What about the need to build off the current support base? The best news on that front obviously comes from the NDP's strong by-election showings - with significant gains in three of four ridings, including an 11-point boost in the party's margin of victory in New Westminster-Coquitlam even with a new federal candidate in Fin Donnelly replacing a party stalwart in Dawn Black.

Of course, the by-election results were helped by the NDP's position as the lone federal party opposing the imposition of the HST on the citizens of B.C. (and Ontario). And that position should serve the NDP well in the years to come - adding a new dimension to the NDP's traditional policy strengths in areas such as health care, the environment and consumer protection.

But perhaps the most significant trend for the NDP's future has been its continued progress in Quebec.

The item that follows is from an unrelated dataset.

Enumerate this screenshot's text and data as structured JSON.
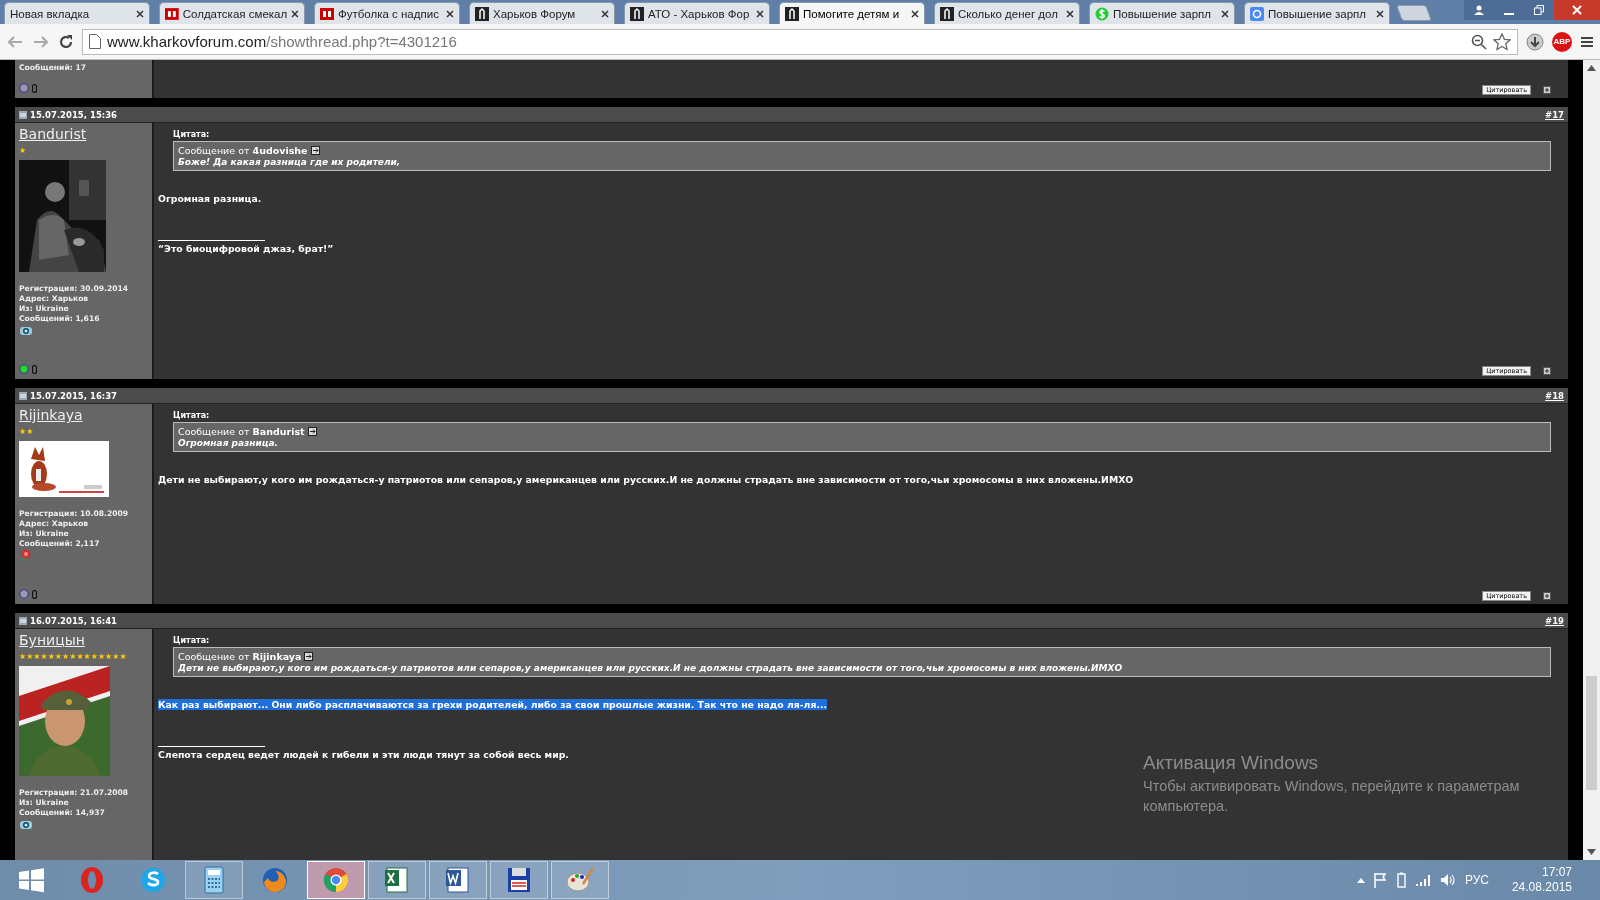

Contrary to expectations that Ignatieff's ascension would push federalist votes back into the Libs' camp, the NDP managed to stay within range of its 2008 election levels of support even through Iggy's honeymoon period. And with Ignatieff now losing favour in Quebec and elsewhere, the NDP looks to have resumed its upward trajectory in polls both formal (i.e. the Hochelaga by-election) and otherwise.

Mind you, there's still a lot of work ahead of the NDP. And the next key steps may be among the more difficult ones in bridging the gap between a fourth party and a government-in-waiting.

In Quebec, the NDP's inroads haven't yet pushed into serious contention in more than a few seats. And it'll take a serious push to end the Bloc's hold on the province to turn respectable polling numbers into seats.

And perhaps most importantly, the Layton NDP still hasn't been able to gain much of a foothold in vote-rich urban and suburban Ontario. With the Libs and Cons already engaged in a fierce battle over suburbia and most of the urban seats firmly in Lib hands, the going looks to be tough in trying to push the NDP into contention in significantly more Ontario seats. But progress in that area is an obvious must for the party if it wants to continue down the path toward government.

With those hurdles looming, 2010 and beyond won't be any easier for the NDP than the last year has been. But while the NDP didn't come out of 2009 with seats at the federal cabinet table or a shiny new party name, it did manage to keep on track toward its longer-term goals. And we'll find out in time just how much this year's progress will contribute toward the ultimate effort to build a national governing party.

(Edit: fixed wording.)

No comments:

Post a Comment